It’s no secret that the economy is in trouble. The U.S. stock market suffered its worst first half of a year since 1970, and at the July 1 halfway mark of 2022, the S&P 500 was down 20.6% year to date.
Surging global inflation forced central banks to institute aggressive rate hikes after a decade of easy monetary policy, but markets are still struggling to choose a direction. All of this is causing companies – even profitable ones – to be cautious of spending and hiring.
IPO statistics show this trend. 2021 was a record setting year, and 1073 companies went public, raising a whopping $317 billion. When comparing this to the first half of 2022, (92 companies raising under $9 billion), 2022 is on track for a fraction of previous years, even with an unlikely second half turnaround.
All of this has caused many companies to change their growth plans. While it may make sense to press pause on large-scale financial moves such as an IPO or acquisition, that doesn’t mean growth has to stop entirely.
Instead of focusing on traditional high scale growth such as hiring quickly and raising additional funding, now is a great time for companies to focus on other aspects of growth, namely investing internally.

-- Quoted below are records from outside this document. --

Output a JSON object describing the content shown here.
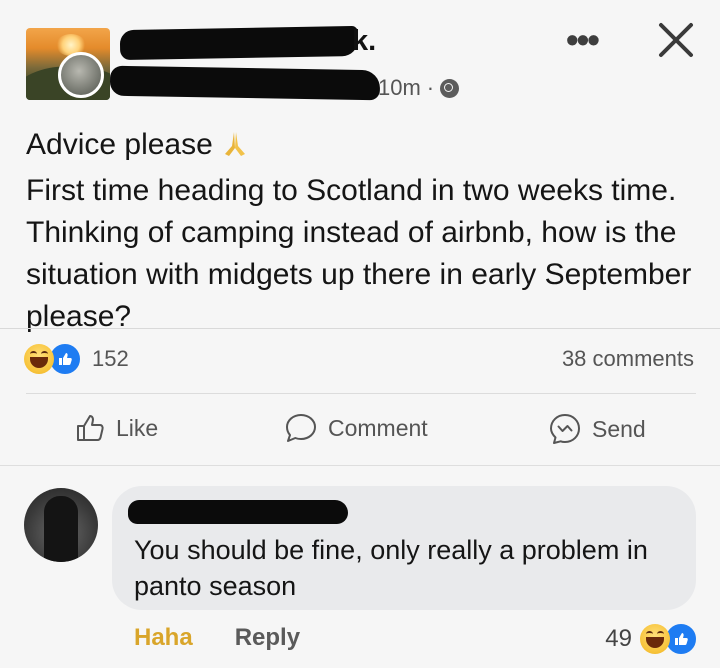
{
  "post": {
    "author_visible_suffix": "k.",
    "timestamp": "10m",
    "timestamp_separator": "·",
    "more_options_label": "•••",
    "paragraph_1": "Advice please",
    "paragraph_2": "First time heading to Scotland in two weeks time. Thinking of camping instead of airbnb, how is the situation with midgets up there in early September please?",
    "reaction_count": "152",
    "comments_count": "38 comments"
  },
  "actions": {
    "like_label": "Like",
    "comment_label": "Comment",
    "send_label": "Send"
  },
  "comment": {
    "text": "You should be fine, only really a problem in panto season",
    "haha_label": "Haha",
    "reply_label": "Reply",
    "reaction_count": "49"
  },
  "colors": {
    "like_blue": "#1e7cf2",
    "haha_yellow": "#f7c238",
    "haha_label": "#d9a52a",
    "bubble_bg": "#e9eaec"
  },
  "icons": [
    "globe-icon",
    "more-options-icon",
    "close-icon",
    "pray-icon",
    "haha-reaction-icon",
    "like-reaction-icon",
    "thumbs-up-icon",
    "comment-icon",
    "messenger-icon"
  ]
}
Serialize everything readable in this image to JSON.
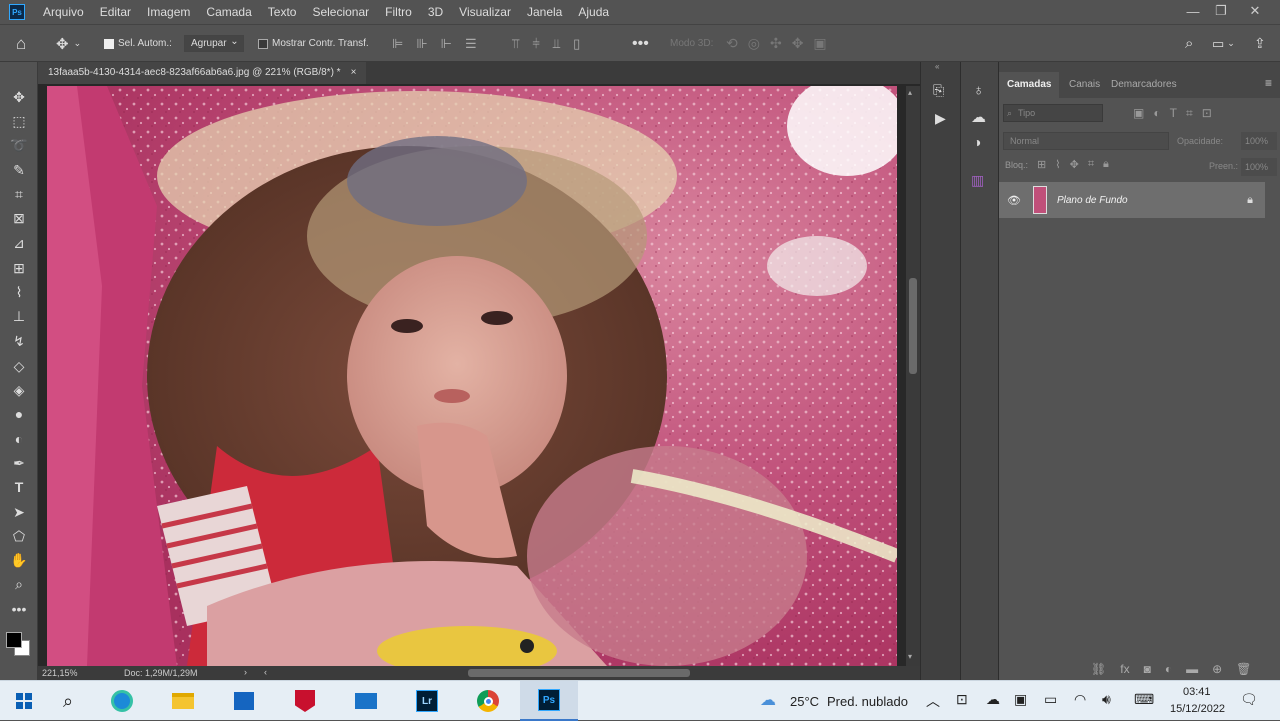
{
  "app": {
    "logo": "Ps",
    "menu": [
      "Arquivo",
      "Editar",
      "Imagem",
      "Camada",
      "Texto",
      "Selecionar",
      "Filtro",
      "3D",
      "Visualizar",
      "Janela",
      "Ajuda"
    ]
  },
  "options": {
    "auto_select_label": "Sel. Autom.:",
    "group_value": "Agrupar",
    "transform_label": "Mostrar Contr. Transf.",
    "mode3d_label": "Modo 3D:"
  },
  "document": {
    "tab_title": "13faaa5b-4130-4314-aec8-823af66ab6a6.jpg @ 221% (RGB/8*) *",
    "close_glyph": "×",
    "zoom": "221,15%",
    "doc_info": "Doc: 1,29M/1,29M"
  },
  "layers_panel": {
    "tabs": [
      "Camadas",
      "Canais",
      "Demarcadores"
    ],
    "search_placeholder": "Tipo",
    "blend_mode": "Normal",
    "opacity_label": "Opacidade:",
    "opacity_value": "100%",
    "lock_label": "Bloq.:",
    "fill_label": "Preen.:",
    "fill_value": "100%",
    "layer_name": "Plano de Fundo"
  },
  "taskbar": {
    "weather_temp": "25°C",
    "weather_desc": "Pred. nublado",
    "time": "03:41",
    "date": "15/12/2022",
    "lr_label": "Lr",
    "ps_label": "Ps"
  },
  "colors": {
    "ps_accent": "#31a8ff",
    "panel_bg": "#535353",
    "canvas_pink": "#c0507a"
  }
}
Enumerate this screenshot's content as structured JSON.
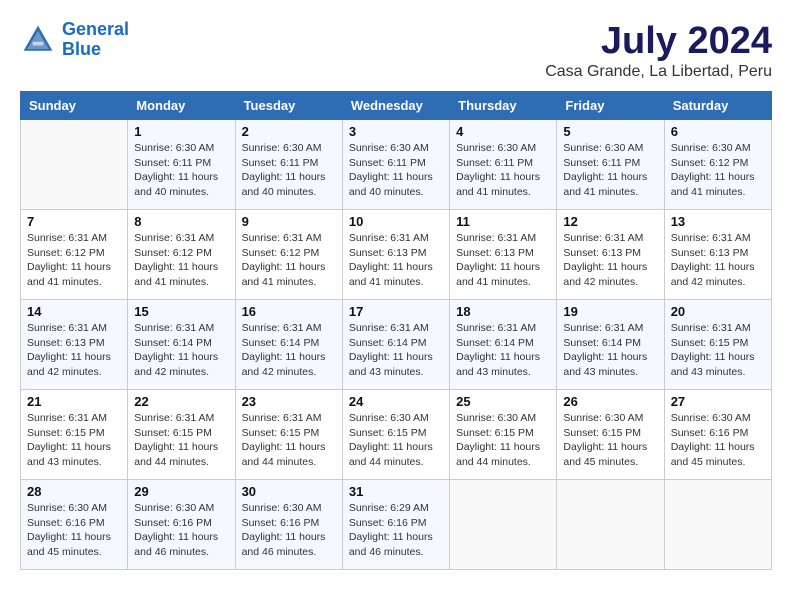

There are multiple ways to invest in your business that don’t require scaling significantly or increasing hirings. Most importantly, CFOs have the power to weather a recession without falling back on large cutbacks or mass layoffs. Here are a few examples of categories they can invest in internally:
Thinking outside the box with R&D
Researching M&A opportunities
Improving internal processes
Doing this will not only help the organization survive the recession, but it will also help companies emerge from the period stronger and in a better position for growth over competitors. And no matter what type of economic period is occurring, taking a step back and investing internally will allow for companies to rethink their processes and make more thoughtful and measured decisions.
Outside the box mentality shift
Although high interest rates, low consumer sentiments, and economic slowdowns come with many challenges, it is also a good time to refocus efforts. Many young companies with high levels of growth (especially during the 2021 “easy money” days) tend to focus most of their efforts on the top line. A huge percentage of their investments and resources go into building marketing, branding, and sales, and lead generation, while the other processes are left behind.
It is usually only later, when a company is checking the option of an IPO, or being closely scrutinized by stakeholders and the public, that they start looking at the operational aspects of their back office. And that’s when they realize they are much farther behind than they thought.
For companies to have a successful IPO, they need to have all aspects of the organization on a high level, including the “behind the scenes” processes that may have been ignored until now. All of the financial operations, such as more efficient budgeting and forecasting automation and upgrading payroll and accounting, are just as important as a healthy level of brand recognition and company growth.
Start with simple improvements
In a time when many companies are putting a total freeze on hiring, or even going backwards by conducting mass layoffs, it is important to start with small improvements. An easy place to start is to look for manual processes, as these take up the most time and also are usually quick and relatively cheap fixes.
Some examples of these are FP&A solutions that consolidate manual processes and increase analytical insights. Another example is human capital management (HCM) in which far too many companies are still using emails and spreadsheets to manage their employees instead of one software that manages everything from A-Z.
Lastly, is simply encouraging internal upskilling. Giving employees a say in their career path, whether it be increased responsibilities or more options for company input, will almost always increase motivation and productivity. While this needs to come along with increased salaries and benefits, it costs significantly less time and money than hiring new employees and is a great option for company growth during an economic downturn.
Although many organizations understand the need to upgrade and modernize their financial processes and encourage company growth even when money is tight, it doesn’t mean that there aren’t obstacles involved.
For those trying to modernize and upgrade financial automation, many finance teams find that the biggest challenge is getting management onboard, especially during difficult economic times when spending extra money on new developments sounds quite scary.
But getting a demo to show the value, or using financial statements to see how much money companies are leaving on the table can make management far more excited about dishing out the money for this. This is especially true if finance teams are able to prioritize and focus on key pain points that are costing the company a particular amount of money or time.
Economic downturns are a good time to think outside the box. Whether it’s a change of course for R&D, rethinking internal processes that have been pushed off for too long, or investing in automation, there are plenty of ways to improve a company’s value without investing huge sums of money or taking on additional risks.